One other thing which I have noticed is that I also change my way of texting when I text with them. When I was younger, my parents would even go as far as to reprimand me for not using correct grammar whereas nowadays they have accepted that my manner of communication seems odd and unpolished, yet frequently better and optically more pleasing than what their friends seem to send them – basically, a sea of emojis.
For someone whose parents have Whatsapp but they choose to email me instead, I can only agree to the extent that our communication with parents and with peers differs massively. However, I’m starting to consider that it is not only a generational difference but possibly also cultural. Not so long ago I received the comment that British people use a lot of dashes ‘-‘. Whilst I am definitely guilty of this myself, it’s not something that can be truly testified but it’s evident when I have similar discussions with friends that different cultures use punctuation/emojis/abbreviations differently.
Such an interesting topic to write on, excellent job! Both of my parents are on either side of the scale. My dad, as yours does, always ends his texts with a full stop. I find it actually funny to notice that he does this with every single sentence (except for the sentences that end with one polite question mark, one exclamation mark, or an ellipsis). Occasionally he uses a well-placed emoji, always one, never several in a row, unlike me, who can use an abundance of emojis at once. So he does have a sense of what kind of emojis are suitable to use, but his texting style is somewhat old-fashioned with the use of all the correct punctuation. My mom, however, texts very ‘on-trend.’ She uses all kinds of abbreviations, never uses full stops, uses all the emojis that I also use, and texts in an informal way (which I like!).
Even though my parents are the same age and are raised with the same formal written communication etiquette, they react differently to language use in online communication. This shows that some people like to stay with the old-school formal style as my dad does, and others, such as my mom, grow with the new texting style that our generation is developing.

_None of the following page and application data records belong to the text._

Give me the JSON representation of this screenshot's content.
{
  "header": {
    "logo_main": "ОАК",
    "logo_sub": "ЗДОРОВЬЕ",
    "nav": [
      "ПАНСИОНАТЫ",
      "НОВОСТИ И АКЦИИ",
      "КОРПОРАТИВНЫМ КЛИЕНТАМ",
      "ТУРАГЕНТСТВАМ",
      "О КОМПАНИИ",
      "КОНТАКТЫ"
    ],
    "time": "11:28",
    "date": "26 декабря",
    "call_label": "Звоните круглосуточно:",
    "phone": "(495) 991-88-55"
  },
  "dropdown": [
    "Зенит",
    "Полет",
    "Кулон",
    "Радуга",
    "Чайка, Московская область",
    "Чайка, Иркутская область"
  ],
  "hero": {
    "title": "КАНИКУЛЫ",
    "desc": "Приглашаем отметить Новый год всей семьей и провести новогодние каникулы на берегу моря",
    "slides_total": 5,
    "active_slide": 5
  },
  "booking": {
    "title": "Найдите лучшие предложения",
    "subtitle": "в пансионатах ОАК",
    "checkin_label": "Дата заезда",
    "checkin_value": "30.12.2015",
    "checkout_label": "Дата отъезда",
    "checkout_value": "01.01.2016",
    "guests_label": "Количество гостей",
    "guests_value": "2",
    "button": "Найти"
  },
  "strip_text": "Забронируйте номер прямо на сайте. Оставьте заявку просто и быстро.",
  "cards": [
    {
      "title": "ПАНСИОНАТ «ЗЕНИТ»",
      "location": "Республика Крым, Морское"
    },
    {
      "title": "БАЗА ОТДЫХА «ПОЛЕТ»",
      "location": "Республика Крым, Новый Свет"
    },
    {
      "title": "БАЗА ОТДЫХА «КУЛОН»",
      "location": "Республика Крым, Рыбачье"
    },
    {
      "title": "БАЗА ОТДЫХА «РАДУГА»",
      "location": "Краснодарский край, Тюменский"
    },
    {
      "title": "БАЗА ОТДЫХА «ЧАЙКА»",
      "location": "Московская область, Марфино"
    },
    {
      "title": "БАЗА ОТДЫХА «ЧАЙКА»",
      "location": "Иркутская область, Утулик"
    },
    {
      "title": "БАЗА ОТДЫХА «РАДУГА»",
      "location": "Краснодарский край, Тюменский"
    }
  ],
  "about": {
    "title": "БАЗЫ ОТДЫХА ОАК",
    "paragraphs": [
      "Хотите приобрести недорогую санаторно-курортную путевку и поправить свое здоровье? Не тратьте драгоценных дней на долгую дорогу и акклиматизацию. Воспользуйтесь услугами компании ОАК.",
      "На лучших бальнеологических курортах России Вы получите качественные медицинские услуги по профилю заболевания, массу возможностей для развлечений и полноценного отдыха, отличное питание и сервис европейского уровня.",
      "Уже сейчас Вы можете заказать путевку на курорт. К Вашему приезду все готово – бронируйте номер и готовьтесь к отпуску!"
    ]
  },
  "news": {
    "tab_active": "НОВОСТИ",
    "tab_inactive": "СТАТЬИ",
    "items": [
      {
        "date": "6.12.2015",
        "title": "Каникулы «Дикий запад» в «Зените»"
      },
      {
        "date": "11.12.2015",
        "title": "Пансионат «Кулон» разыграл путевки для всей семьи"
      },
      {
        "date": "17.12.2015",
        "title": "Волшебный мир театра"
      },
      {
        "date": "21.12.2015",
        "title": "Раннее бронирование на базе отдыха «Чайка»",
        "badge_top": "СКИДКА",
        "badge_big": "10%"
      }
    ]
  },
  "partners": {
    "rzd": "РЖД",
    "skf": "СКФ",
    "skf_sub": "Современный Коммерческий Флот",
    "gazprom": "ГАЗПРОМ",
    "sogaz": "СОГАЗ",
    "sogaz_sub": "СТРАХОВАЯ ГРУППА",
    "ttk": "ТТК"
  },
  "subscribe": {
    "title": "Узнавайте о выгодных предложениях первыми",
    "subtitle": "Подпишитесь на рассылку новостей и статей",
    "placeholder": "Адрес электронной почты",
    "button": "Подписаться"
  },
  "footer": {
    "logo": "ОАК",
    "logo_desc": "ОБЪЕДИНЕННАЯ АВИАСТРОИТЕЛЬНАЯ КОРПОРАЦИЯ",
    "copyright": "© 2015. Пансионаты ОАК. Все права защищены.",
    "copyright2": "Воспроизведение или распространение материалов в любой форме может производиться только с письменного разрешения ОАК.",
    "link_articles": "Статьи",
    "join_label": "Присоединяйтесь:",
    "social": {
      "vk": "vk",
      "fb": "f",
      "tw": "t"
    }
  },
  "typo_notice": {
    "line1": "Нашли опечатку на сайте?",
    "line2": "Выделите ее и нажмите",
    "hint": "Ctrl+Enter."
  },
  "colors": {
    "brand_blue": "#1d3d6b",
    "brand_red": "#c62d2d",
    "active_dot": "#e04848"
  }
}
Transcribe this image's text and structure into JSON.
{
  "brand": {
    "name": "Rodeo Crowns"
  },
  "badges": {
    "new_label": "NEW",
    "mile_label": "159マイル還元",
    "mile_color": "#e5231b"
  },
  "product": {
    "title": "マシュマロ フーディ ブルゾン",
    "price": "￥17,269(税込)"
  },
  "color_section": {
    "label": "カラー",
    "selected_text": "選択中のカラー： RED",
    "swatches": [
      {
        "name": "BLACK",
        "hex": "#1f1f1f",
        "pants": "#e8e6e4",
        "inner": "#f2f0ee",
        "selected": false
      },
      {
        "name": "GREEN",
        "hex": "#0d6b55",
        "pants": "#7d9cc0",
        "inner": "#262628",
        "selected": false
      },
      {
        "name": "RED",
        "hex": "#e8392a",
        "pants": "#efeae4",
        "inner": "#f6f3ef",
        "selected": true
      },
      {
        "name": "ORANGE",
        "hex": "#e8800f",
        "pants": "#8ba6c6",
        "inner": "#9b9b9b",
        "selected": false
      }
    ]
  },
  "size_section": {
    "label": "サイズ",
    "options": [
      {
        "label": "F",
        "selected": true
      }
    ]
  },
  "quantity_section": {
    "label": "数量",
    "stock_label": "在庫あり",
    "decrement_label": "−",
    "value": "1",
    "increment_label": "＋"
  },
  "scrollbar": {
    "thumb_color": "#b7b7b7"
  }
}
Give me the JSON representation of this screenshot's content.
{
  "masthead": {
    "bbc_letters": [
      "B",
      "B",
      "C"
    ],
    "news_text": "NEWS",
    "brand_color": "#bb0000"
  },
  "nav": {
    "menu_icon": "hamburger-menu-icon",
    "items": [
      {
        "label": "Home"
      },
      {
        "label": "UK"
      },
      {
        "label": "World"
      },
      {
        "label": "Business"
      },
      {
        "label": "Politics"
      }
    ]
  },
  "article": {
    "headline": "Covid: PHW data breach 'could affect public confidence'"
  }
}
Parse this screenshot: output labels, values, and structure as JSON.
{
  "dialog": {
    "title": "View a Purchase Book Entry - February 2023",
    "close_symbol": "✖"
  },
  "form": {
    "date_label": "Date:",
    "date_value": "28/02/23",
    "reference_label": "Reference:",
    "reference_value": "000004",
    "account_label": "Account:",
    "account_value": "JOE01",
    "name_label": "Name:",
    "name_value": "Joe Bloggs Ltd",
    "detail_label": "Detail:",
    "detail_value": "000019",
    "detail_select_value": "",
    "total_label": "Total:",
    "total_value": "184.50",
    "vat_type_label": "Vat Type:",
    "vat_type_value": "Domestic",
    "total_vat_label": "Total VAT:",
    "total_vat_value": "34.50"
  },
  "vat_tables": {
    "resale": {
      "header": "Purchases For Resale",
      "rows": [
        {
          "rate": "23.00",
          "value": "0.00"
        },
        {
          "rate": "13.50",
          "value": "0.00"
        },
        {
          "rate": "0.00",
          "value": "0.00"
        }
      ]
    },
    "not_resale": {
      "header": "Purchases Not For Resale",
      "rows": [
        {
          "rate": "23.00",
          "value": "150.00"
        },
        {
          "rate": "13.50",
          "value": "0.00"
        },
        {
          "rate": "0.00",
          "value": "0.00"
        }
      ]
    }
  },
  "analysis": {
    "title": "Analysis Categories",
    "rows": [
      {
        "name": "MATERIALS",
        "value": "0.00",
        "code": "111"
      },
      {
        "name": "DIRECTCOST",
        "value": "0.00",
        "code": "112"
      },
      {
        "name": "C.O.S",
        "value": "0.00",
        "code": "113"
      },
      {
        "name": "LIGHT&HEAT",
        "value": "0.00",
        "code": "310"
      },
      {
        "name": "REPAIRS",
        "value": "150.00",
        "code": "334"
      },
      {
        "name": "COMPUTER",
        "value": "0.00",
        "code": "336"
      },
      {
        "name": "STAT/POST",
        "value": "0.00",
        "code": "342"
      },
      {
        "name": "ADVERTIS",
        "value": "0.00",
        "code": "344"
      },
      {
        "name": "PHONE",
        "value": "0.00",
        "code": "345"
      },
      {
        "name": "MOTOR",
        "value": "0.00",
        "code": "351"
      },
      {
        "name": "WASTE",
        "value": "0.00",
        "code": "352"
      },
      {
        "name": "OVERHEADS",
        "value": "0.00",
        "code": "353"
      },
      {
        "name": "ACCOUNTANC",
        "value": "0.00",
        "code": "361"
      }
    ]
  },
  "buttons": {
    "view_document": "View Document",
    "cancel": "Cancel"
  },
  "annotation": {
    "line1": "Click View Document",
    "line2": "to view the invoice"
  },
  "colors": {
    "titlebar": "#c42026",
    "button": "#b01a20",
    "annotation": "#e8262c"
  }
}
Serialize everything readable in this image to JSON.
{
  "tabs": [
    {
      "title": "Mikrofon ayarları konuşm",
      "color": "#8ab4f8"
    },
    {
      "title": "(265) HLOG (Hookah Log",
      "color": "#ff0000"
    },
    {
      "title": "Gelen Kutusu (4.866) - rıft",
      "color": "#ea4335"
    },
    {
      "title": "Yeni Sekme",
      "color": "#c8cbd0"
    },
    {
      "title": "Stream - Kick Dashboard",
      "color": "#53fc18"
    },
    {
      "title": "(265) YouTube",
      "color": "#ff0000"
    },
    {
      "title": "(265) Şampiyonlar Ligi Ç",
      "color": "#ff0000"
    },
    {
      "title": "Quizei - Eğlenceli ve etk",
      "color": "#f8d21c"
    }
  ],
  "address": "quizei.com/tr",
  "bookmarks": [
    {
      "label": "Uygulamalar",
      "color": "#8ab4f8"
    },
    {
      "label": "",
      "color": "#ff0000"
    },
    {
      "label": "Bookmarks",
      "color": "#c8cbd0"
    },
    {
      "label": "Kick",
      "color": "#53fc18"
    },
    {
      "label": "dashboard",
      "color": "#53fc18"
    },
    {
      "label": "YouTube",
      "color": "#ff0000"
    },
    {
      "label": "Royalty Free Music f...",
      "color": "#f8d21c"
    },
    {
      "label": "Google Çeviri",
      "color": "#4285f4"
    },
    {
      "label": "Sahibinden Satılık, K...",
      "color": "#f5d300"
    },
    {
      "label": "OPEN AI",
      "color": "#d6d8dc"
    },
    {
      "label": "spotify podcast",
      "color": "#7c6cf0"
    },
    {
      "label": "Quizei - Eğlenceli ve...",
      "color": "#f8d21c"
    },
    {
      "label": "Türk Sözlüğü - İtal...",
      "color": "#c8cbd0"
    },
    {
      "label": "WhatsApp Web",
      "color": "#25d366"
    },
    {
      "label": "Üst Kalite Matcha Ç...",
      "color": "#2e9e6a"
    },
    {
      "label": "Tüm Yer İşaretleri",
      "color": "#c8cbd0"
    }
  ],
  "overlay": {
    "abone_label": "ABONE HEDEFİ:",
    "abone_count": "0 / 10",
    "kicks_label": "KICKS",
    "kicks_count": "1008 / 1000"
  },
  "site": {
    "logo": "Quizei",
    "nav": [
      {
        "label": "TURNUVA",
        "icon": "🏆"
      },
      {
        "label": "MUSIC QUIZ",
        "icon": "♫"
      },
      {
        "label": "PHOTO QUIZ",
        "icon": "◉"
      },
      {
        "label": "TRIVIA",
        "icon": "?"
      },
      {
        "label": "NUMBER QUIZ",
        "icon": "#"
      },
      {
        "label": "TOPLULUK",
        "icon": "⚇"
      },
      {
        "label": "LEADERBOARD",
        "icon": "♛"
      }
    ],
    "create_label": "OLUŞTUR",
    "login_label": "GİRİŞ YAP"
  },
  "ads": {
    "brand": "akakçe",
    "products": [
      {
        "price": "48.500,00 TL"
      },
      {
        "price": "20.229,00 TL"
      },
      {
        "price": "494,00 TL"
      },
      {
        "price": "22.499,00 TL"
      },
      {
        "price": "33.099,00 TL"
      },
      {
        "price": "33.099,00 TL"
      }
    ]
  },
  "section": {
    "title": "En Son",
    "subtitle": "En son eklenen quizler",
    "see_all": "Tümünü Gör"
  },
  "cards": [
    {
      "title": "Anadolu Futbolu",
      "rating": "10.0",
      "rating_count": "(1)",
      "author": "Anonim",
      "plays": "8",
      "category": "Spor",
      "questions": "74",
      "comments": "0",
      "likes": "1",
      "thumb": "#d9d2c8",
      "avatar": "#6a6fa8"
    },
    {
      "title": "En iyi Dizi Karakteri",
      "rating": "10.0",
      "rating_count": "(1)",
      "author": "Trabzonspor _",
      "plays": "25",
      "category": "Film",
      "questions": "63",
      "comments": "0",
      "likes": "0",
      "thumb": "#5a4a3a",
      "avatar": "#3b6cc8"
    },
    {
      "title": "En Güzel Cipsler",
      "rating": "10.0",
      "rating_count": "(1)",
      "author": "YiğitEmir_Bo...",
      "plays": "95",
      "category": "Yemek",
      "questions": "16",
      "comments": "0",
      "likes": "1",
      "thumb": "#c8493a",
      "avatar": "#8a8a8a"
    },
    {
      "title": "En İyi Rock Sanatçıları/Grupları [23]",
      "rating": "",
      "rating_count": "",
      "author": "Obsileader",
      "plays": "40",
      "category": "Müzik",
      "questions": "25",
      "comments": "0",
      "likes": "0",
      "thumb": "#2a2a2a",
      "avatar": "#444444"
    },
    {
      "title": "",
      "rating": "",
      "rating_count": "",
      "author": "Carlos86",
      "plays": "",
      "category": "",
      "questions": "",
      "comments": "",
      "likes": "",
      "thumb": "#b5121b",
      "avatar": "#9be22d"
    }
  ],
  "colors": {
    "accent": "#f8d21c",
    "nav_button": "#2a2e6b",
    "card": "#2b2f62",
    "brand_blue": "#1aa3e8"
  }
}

I think that everyone’s style of texting also depends on whom you are texting with. I text differently to different kinds of people. For example, I text informal with my parents and friends more formally to my driving instructor or work boss.